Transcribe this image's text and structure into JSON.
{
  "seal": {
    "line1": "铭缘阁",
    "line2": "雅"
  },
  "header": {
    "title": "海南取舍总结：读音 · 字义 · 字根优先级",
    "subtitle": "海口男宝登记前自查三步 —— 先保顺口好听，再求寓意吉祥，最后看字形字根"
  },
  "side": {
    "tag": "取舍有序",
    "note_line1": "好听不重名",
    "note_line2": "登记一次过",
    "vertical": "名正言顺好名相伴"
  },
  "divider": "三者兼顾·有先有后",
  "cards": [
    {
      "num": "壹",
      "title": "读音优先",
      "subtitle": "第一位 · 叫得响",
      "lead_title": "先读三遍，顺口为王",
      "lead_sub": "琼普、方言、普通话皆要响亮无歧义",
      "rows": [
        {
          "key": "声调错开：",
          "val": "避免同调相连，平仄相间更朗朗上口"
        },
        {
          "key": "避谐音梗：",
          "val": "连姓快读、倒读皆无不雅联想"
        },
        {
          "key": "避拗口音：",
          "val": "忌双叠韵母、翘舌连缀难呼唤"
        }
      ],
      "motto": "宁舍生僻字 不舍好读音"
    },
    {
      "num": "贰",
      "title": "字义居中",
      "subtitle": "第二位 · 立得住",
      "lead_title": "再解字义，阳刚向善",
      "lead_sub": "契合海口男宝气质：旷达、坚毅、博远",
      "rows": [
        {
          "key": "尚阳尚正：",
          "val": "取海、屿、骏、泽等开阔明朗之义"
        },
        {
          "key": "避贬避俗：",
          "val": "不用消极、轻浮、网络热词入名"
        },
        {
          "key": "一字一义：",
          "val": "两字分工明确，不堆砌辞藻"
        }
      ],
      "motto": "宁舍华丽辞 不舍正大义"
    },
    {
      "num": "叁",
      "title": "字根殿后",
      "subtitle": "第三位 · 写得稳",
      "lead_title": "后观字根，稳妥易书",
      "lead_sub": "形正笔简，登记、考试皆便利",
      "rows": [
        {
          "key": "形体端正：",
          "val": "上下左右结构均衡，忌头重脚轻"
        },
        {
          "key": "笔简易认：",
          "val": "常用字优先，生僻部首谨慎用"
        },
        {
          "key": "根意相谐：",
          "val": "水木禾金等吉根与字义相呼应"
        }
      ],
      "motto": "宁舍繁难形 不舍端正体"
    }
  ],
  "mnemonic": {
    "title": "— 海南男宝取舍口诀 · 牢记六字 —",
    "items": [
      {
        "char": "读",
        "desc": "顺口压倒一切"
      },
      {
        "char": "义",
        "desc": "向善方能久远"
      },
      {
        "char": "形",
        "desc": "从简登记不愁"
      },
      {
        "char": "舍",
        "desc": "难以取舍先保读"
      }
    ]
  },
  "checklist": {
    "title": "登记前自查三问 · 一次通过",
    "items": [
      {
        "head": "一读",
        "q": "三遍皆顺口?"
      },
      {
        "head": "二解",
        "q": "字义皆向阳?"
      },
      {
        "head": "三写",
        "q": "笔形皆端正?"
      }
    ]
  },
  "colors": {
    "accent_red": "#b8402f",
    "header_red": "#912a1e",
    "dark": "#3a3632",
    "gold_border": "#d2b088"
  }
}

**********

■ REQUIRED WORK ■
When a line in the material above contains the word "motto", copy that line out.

■ EXERCISE RESULT ■
      "motto": "宁舍生僻字 不舍好读音"
      "motto": "宁舍华丽辞 不舍正大义"
      "motto": "宁舍繁难形 不舍端正体"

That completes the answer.